**EXERCISE AIM:**
A faithful copy of the listing below is required.

**SOURCE RECORDS:**
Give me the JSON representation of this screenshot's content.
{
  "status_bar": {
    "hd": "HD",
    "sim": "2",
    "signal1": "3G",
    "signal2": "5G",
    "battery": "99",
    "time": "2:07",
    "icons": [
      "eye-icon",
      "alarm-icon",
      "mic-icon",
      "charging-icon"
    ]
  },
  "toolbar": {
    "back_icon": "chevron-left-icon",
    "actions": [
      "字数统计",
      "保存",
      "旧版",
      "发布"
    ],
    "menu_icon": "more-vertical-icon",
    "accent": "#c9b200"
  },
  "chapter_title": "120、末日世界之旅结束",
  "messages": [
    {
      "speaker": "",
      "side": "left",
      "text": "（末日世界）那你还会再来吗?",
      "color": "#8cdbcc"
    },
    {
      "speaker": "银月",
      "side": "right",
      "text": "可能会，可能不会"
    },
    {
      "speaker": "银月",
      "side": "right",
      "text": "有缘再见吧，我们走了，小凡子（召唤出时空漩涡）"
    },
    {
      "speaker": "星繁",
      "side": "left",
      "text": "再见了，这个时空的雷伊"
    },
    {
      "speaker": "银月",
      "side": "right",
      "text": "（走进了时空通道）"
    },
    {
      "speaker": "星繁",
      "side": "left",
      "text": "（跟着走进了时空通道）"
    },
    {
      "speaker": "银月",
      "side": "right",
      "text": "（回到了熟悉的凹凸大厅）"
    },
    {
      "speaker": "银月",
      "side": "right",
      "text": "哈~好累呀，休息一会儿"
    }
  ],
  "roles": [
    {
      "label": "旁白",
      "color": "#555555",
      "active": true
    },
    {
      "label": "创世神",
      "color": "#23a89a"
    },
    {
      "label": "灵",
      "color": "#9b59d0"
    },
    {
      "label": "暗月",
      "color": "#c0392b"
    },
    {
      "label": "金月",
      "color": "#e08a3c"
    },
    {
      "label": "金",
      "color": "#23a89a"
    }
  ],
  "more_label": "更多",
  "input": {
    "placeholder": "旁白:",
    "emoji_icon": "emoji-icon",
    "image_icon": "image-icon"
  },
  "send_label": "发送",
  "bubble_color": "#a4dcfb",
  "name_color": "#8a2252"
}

**OUTPUT OF THE EXERCISE:**
Give me the JSON representation of this screenshot's content.
{
  "status_bar": {
    "hd": "HD",
    "sim": "2",
    "signal1": "3G",
    "signal2": "5G",
    "battery": "99",
    "time": "2:07",
    "icons": [
      "eye-icon",
      "alarm-icon",
      "mic-icon",
      "charging-icon"
    ]
  },
  "toolbar": {
    "back_icon": "chevron-left-icon",
    "actions": [
      "字数统计",
      "保存",
      "旧版",
      "发布"
    ],
    "menu_icon": "more-vertical-icon",
    "accent": "#c9b200"
  },
  "chapter_title": "120、末日世界之旅结束",
  "messages": [
    {
      "speaker": "",
      "side": "left",
      "text": "（末日世界）那你还会再来吗?",
      "color": "#8cdbcc"
    },
    {
      "speaker": "银月",
      "side": "right",
      "text": "可能会，可能不会"
    },
    {
      "speaker": "银月",
      "side": "right",
      "text": "有缘再见吧，我们走了，小凡子（召唤出时空漩涡）"
    },
    {
      "speaker": "星繁",
      "side": "left",
      "text": "再见了，这个时空的雷伊"
    },
    {
      "speaker": "银月",
      "side": "right",
      "text": "（走进了时空通道）"
    },
    {
      "speaker": "星繁",
      "side": "left",
      "text": "（跟着走进了时空通道）"
    },
    {
      "speaker": "银月",
      "side": "right",
      "text": "（回到了熟悉的凹凸大厅）"
    },
    {
      "speaker": "银月",
      "side": "right",
      "text": "哈~好累呀，休息一会儿"
    }
  ],
  "roles": [
    {
      "label": "旁白",
      "color": "#555555",
      "active": true
    },
    {
      "label": "创世神",
      "color": "#23a89a"
    },
    {
      "label": "灵",
      "color": "#9b59d0"
    },
    {
      "label": "暗月",
      "color": "#c0392b"
    },
    {
      "label": "金月",
      "color": "#e08a3c"
    },
    {
      "label": "金",
      "color": "#23a89a"
    }
  ],
  "more_label": "更多",
  "input": {
    "placeholder": "旁白:",
    "emoji_icon": "emoji-icon",
    "image_icon": "image-icon"
  },
  "send_label": "发送",
  "bubble_color": "#a4dcfb",
  "name_color": "#8a2252"
}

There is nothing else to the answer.